I'm sure a big part of this is because the role of Ken Sugimori in Pokemon development has steadily diminished in recent years. At one time responsible for finalizing every Pokemon and designing such favorites as the Gastly line, Mewtwo, Gyarados and Snorlax, the rapid expansion of the franchise and accelerated release schedule would necessitate a more expanded illustration team as early as the third generation. By Sun and Moon, his position had already shifted much more to giving guidance to the art team while he worked on other projects, and by Sword and Shield, it's unclear if any Pokemon were ever worked on by Sugimori himself. For Scarlet and Violet, he's credited exclusively as Visual Studio Supervisor.

Another reason? There's actually substantial evidence that some Pokemon may have been added to these games at virtually the last minute.

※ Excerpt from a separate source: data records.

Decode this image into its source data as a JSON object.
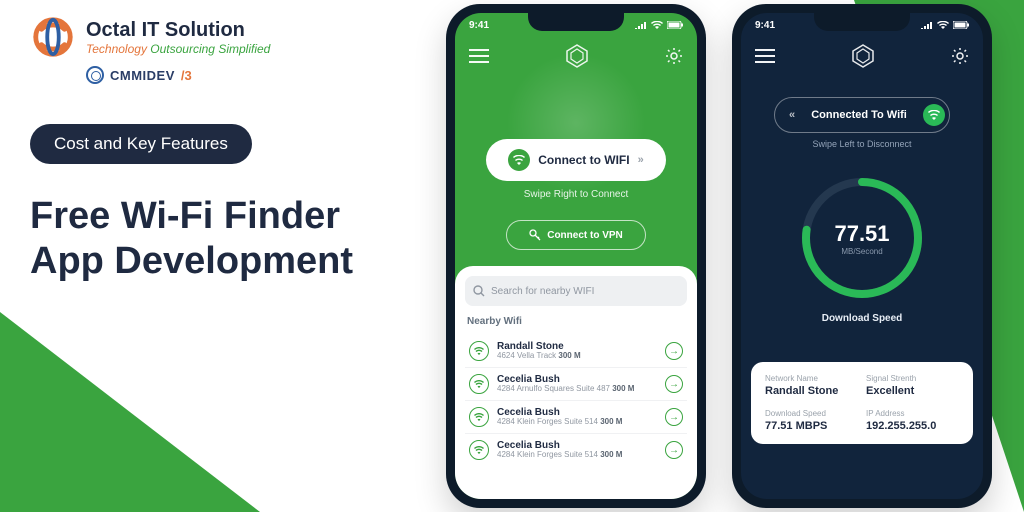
{
  "brand": {
    "name": "Octal IT Solution",
    "tagline_prefix": "Technology ",
    "tagline_em": "Outsourcing Simplified",
    "cmmi_label": "CMMIDEV",
    "cmmi_level": "/3"
  },
  "chip_label": "Cost and Key Features",
  "headline_line1": "Free Wi-Fi Finder",
  "headline_line2": "App Development",
  "statusbar": {
    "time": "9:41"
  },
  "phone1": {
    "connect_label": "Connect to WIFI",
    "swipe_hint": "Swipe Right to Connect",
    "vpn_label": "Connect to VPN",
    "search_placeholder": "Search for nearby WIFI",
    "section_label": "Nearby Wifi",
    "wifi_list": [
      {
        "name": "Randall Stone",
        "address": "4624 Vella Track",
        "distance": "300 M"
      },
      {
        "name": "Cecelia Bush",
        "address": "4284 Arnulfo Squares Suite 487",
        "distance": "300 M"
      },
      {
        "name": "Cecelia Bush",
        "address": "4284 Klein Forges Suite 514",
        "distance": "300 M"
      },
      {
        "name": "Cecelia Bush",
        "address": "4284 Klein Forges Suite 514",
        "distance": "300 M"
      }
    ]
  },
  "phone2": {
    "connected_label": "Connected To Wifi",
    "swipe_hint": "Swipe Left to Disconnect",
    "gauge_value": "77.51",
    "gauge_unit": "MB/Second",
    "speed_label": "Download Speed",
    "info": {
      "network_name_k": "Network Name",
      "network_name_v": "Randall Stone",
      "signal_k": "Signal Strenth",
      "signal_v": "Excellent",
      "dl_k": "Download Speed",
      "dl_v": "77.51 MBPS",
      "ip_k": "IP Address",
      "ip_v": "192.255.255.0"
    }
  },
  "colors": {
    "green": "#3aa43f",
    "dark": "#11243c",
    "navy": "#1f2a41",
    "orange": "#e4753b"
  }
}
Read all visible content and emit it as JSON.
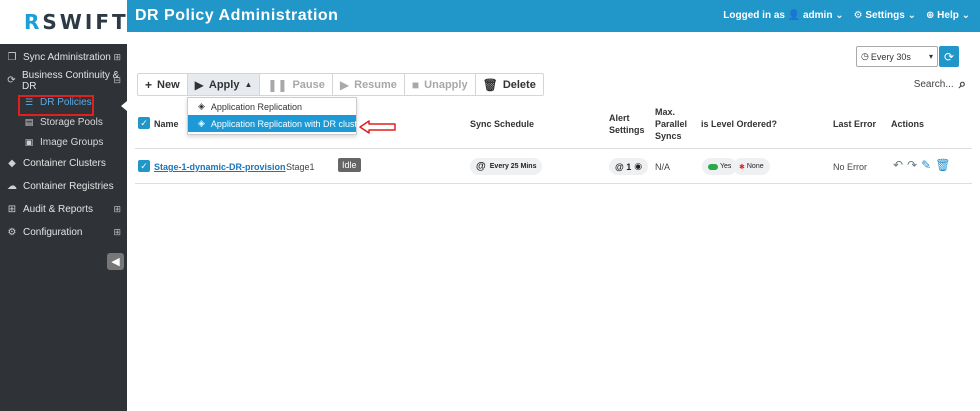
{
  "app": {
    "logo_mark": "R",
    "logo_text": "SWIFT"
  },
  "header": {
    "title": "DR Policy Administration",
    "logged_in_label": "Logged in as",
    "user": "admin",
    "settings": "Settings",
    "help": "Help"
  },
  "sidebar": {
    "items": [
      {
        "label": "Sync Administration",
        "icon": "copy-icon",
        "expand": "⊞"
      },
      {
        "label": "Business Continuity & DR",
        "icon": "sync-icon",
        "expand": "⊟"
      },
      {
        "label": "Container Clusters",
        "icon": "cube-icon"
      },
      {
        "label": "Container Registries",
        "icon": "cloud-icon"
      },
      {
        "label": "Audit & Reports",
        "icon": "grid-icon",
        "expand": "⊞"
      },
      {
        "label": "Configuration",
        "icon": "cogs-icon",
        "expand": "⊞"
      }
    ],
    "subitems": [
      {
        "label": "DR Policies",
        "icon": "list-icon",
        "active": true
      },
      {
        "label": "Storage Pools",
        "icon": "database-icon"
      },
      {
        "label": "Image Groups",
        "icon": "image-icon"
      }
    ]
  },
  "refresh": {
    "selected": "Every 30s"
  },
  "toolbar": {
    "new": "New",
    "apply": "Apply",
    "pause": "Pause",
    "resume": "Resume",
    "unapply": "Unapply",
    "delete": "Delete"
  },
  "search": {
    "label": "Search..."
  },
  "apply_menu": {
    "items": [
      "Application Replication",
      "Application Replication with DR cluster"
    ],
    "highlighted_index": 1
  },
  "table": {
    "headers": {
      "name": "Name",
      "sync_schedule": "Sync Schedule",
      "alert_settings": [
        "Alert",
        "Settings"
      ],
      "max_parallel": [
        "Max.",
        "Parallel",
        "Syncs"
      ],
      "level_ordered": "is Level Ordered?",
      "last_error": "Last Error",
      "actions": "Actions"
    },
    "rows": [
      {
        "name": "Stage-1-dynamic-DR-provision",
        "stage": "Stage1",
        "status": "Idle",
        "sync_schedule": "Every 25 Mins",
        "alert": "@ 1",
        "max_parallel": "N/A",
        "level_ordered_yes": "Yes",
        "level_ordered_none": "None",
        "last_error": "No Error"
      }
    ]
  },
  "colors": {
    "accent": "#2196c9",
    "sidebar": "#2f3338",
    "highlight": "#1d9ad6",
    "annotation": "#e01f1f"
  }
}
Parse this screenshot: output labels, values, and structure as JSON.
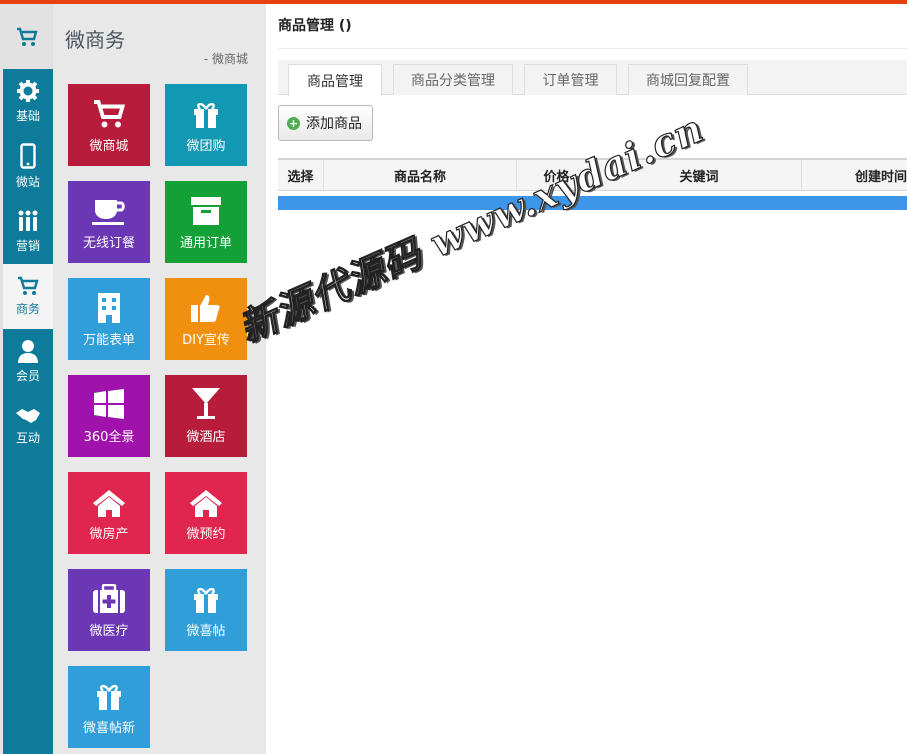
{
  "app": {
    "title": "微商务",
    "subtitle": "- 微商城",
    "cart_icon": "cart-icon"
  },
  "rail": {
    "items": [
      {
        "label": "基础",
        "icon": "gear-icon",
        "active": false
      },
      {
        "label": "微站",
        "icon": "phone-icon",
        "active": false
      },
      {
        "label": "营销",
        "icon": "people-icon",
        "active": false
      },
      {
        "label": "商务",
        "icon": "cart-icon",
        "active": true
      },
      {
        "label": "会员",
        "icon": "user-icon",
        "active": false
      },
      {
        "label": "互动",
        "icon": "handshake-icon",
        "active": false
      }
    ]
  },
  "tiles": [
    {
      "label": "微商城",
      "icon": "cart-icon",
      "color": "#b71c3a"
    },
    {
      "label": "微团购",
      "icon": "gift-icon",
      "color": "#1198b3"
    },
    {
      "label": "无线订餐",
      "icon": "cup-icon",
      "color": "#6b37b5"
    },
    {
      "label": "通用订单",
      "icon": "archive-icon",
      "color": "#13a036"
    },
    {
      "label": "万能表单",
      "icon": "building-icon",
      "color": "#2f9ed9"
    },
    {
      "label": "DIY宣传",
      "icon": "thumbs-up-icon",
      "color": "#f0900e"
    },
    {
      "label": "360全景",
      "icon": "windows-icon",
      "color": "#a012ab"
    },
    {
      "label": "微酒店",
      "icon": "cocktail-icon",
      "color": "#b71c3a"
    },
    {
      "label": "微房产",
      "icon": "home-icon",
      "color": "#e0254f"
    },
    {
      "label": "微预约",
      "icon": "home-icon",
      "color": "#e0254f"
    },
    {
      "label": "微医疗",
      "icon": "medkit-icon",
      "color": "#6b37b5"
    },
    {
      "label": "微喜帖",
      "icon": "gift-icon",
      "color": "#2f9ed9"
    },
    {
      "label": "微喜帖新",
      "icon": "gift-icon",
      "color": "#2f9ed9"
    }
  ],
  "main": {
    "title": "商品管理 ()",
    "tabs": [
      {
        "label": "商品管理",
        "active": true
      },
      {
        "label": "商品分类管理",
        "active": false
      },
      {
        "label": "订单管理",
        "active": false
      },
      {
        "label": "商城回复配置",
        "active": false
      }
    ],
    "add_button": "添加商品",
    "table": {
      "columns": [
        "选择",
        "商品名称",
        "价格",
        "关键词",
        "创建时间"
      ]
    }
  },
  "watermark": "新源代源码  www.xydai.cn",
  "colors": {
    "accent_top": "#e8410f",
    "rail": "#0f7b9a",
    "table_bar": "#3d96ea"
  }
}
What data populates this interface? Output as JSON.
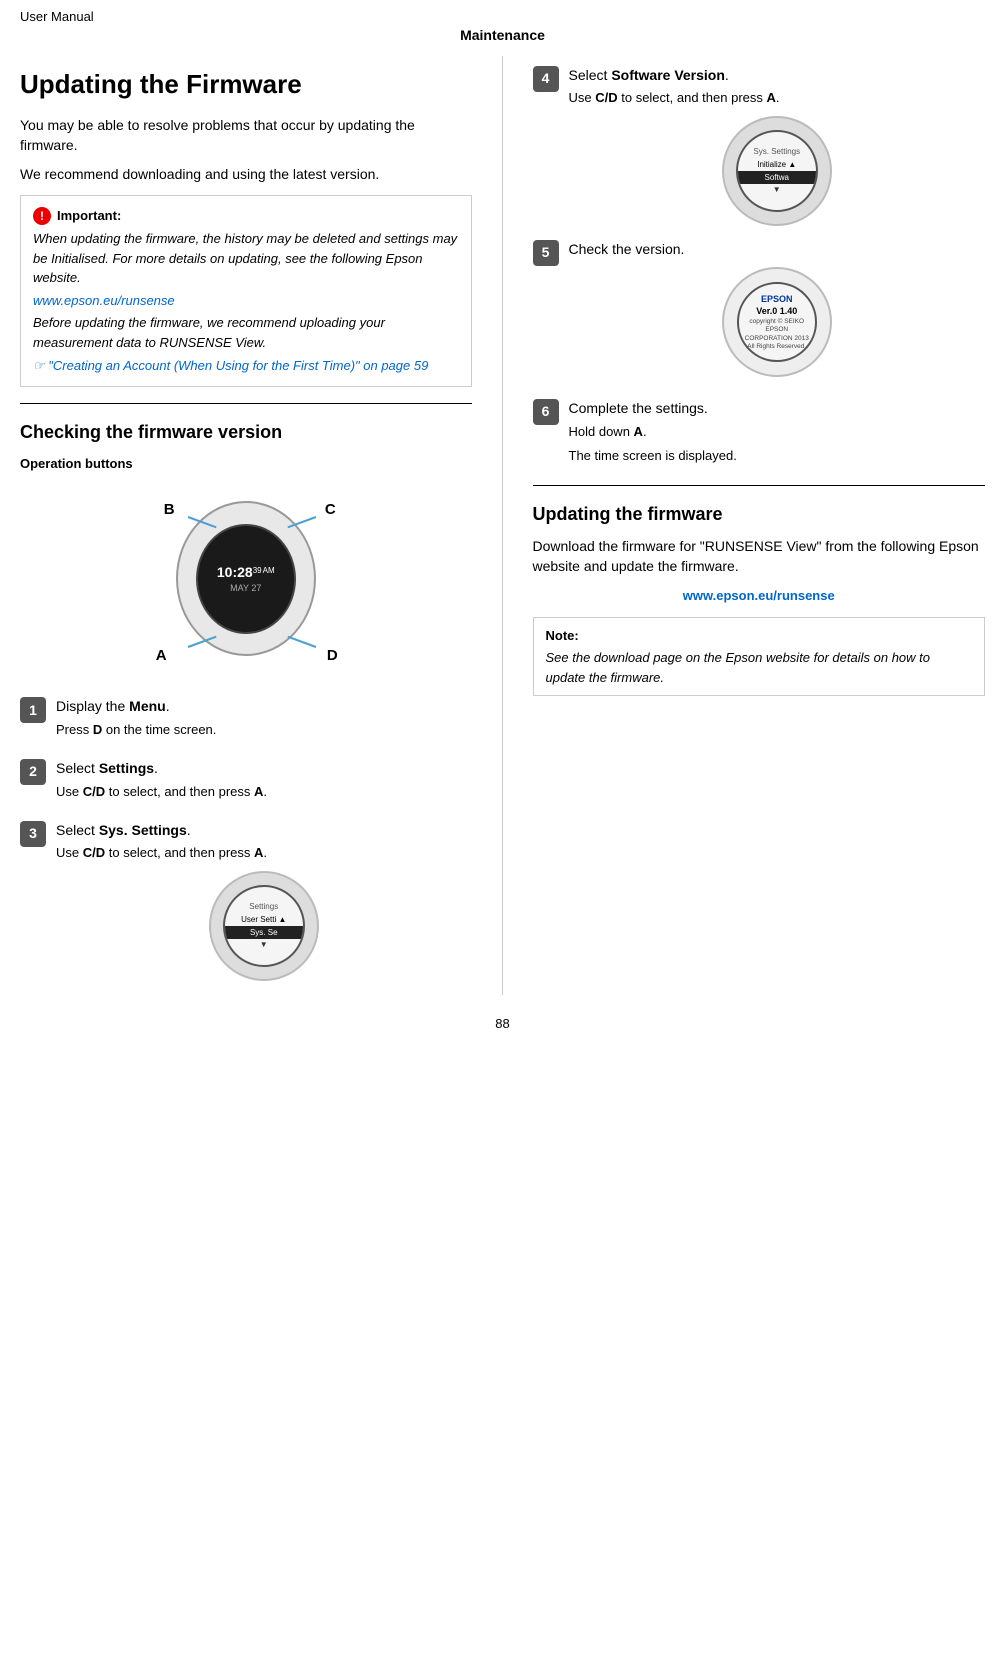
{
  "header": {
    "top_left": "User Manual",
    "center": "Maintenance"
  },
  "left_col": {
    "h1": "Updating the Firmware",
    "intro_p1": "You may be able to resolve problems that occur by updating the firmware.",
    "intro_p2": "We recommend downloading and using the latest version.",
    "important": {
      "title": "Important:",
      "body": "When updating the firmware, the history may be deleted and settings may be Initialised. For more details on updating, see the following Epson website.",
      "link": "www.epson.eu/runsense",
      "body2": "Before updating the firmware, we recommend uploading your measurement data to RUNSENSE View.",
      "see_link": "\"Creating an Account (When Using for the First Time)\" on page 59"
    },
    "h2_checking": "Checking the firmware version",
    "op_buttons": "Operation buttons",
    "steps": [
      {
        "num": "1",
        "title_plain": "Display the ",
        "title_bold": "Menu",
        "title_end": ".",
        "sub": "Press D on the time screen."
      },
      {
        "num": "2",
        "title_plain": "Select ",
        "title_bold": "Settings",
        "title_end": ".",
        "sub": "Use C/D to select, and then press A."
      },
      {
        "num": "3",
        "title_plain": "Select ",
        "title_bold": "Sys. Settings",
        "title_end": ".",
        "sub": "Use C/D to select, and then press A.",
        "has_image": true,
        "image_type": "sys_settings"
      }
    ]
  },
  "right_col": {
    "steps": [
      {
        "num": "4",
        "title_plain": "Select ",
        "title_bold": "Software Version",
        "title_end": ".",
        "sub": "Use C/D to select, and then press A.",
        "has_image": true,
        "image_type": "software_version"
      },
      {
        "num": "5",
        "title": "Check the version.",
        "has_image": true,
        "image_type": "epson_version"
      },
      {
        "num": "6",
        "title": "Complete the settings.",
        "sub1": "Hold down A.",
        "sub2": "The time screen is displayed."
      }
    ],
    "h2_updating": "Updating the firmware",
    "updating_p1": "Download the firmware for \"RUNSENSE View\" from the following Epson website and update the firmware.",
    "updating_link": "www.epson.eu/runsense",
    "note": {
      "title": "Note:",
      "body": "See the download page on the Epson website for details on how to update the firmware."
    }
  },
  "page_number": "88",
  "watch": {
    "time": "10:28",
    "seconds": "39",
    "ampm": "AM",
    "date": "MAY 27",
    "btn_b": "B",
    "btn_c": "C",
    "btn_a": "A",
    "btn_d": "D"
  },
  "sys_settings_menu": {
    "title": "Settings",
    "row1": "User Setti ▲",
    "row_selected": "Sys. Se",
    "arrow_down": "▼"
  },
  "software_version_menu": {
    "title": "Sys. Settings",
    "row1": "Initialize ▲",
    "row_selected": "Softwa",
    "arrow_down": "▼"
  },
  "epson_display": {
    "brand": "EPSON",
    "version": "Ver.0 1.40",
    "copy": "copyright © SEIKO EPSON\nCORPORATION 2013\nAll Rights Reserved."
  }
}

Toedscruel, for instance, is actually referred to by the game's code as OKAGYARADOSU, indicating that a Gyarados-based Pokemon was originally planned to occupy its Pokedex slot. Some Pokemon were, perhaps, added so late in development that there wasn't time to commission artwork up to their past quality standards. It's also possible that some artwork was deemed unsatisfactory, came back inaccurate to later aesthetic changes or was even lost to some human error along the way, and so their models were quickly repurposed with a 2-d style paintjob.

Even if you still don't believe me that 3-d models were used as a shortcut at any point, that you're positive some of these drawings were simply drawn exactly like a 3-d model standing in place for some reason, you can't honestly say that the results are anywhere near as appealing as they could have been, and maybe it doesn't matter at all to you, and that's fine, but the "main art" has always been my personal favorite part of every Pokemon, and it's always been how I ultimately judge them for these very reviews!

Surely, anybody who can see these can also see something a little sad here...right?

I thought I'd get this out of the way now, pretty much as soon as I had to bring it up after Spidops, so I can go ahead and review the remaining Pokemon without complaining about it again.

All Scarlet/Violet sprite animations ripped by adamsb0303!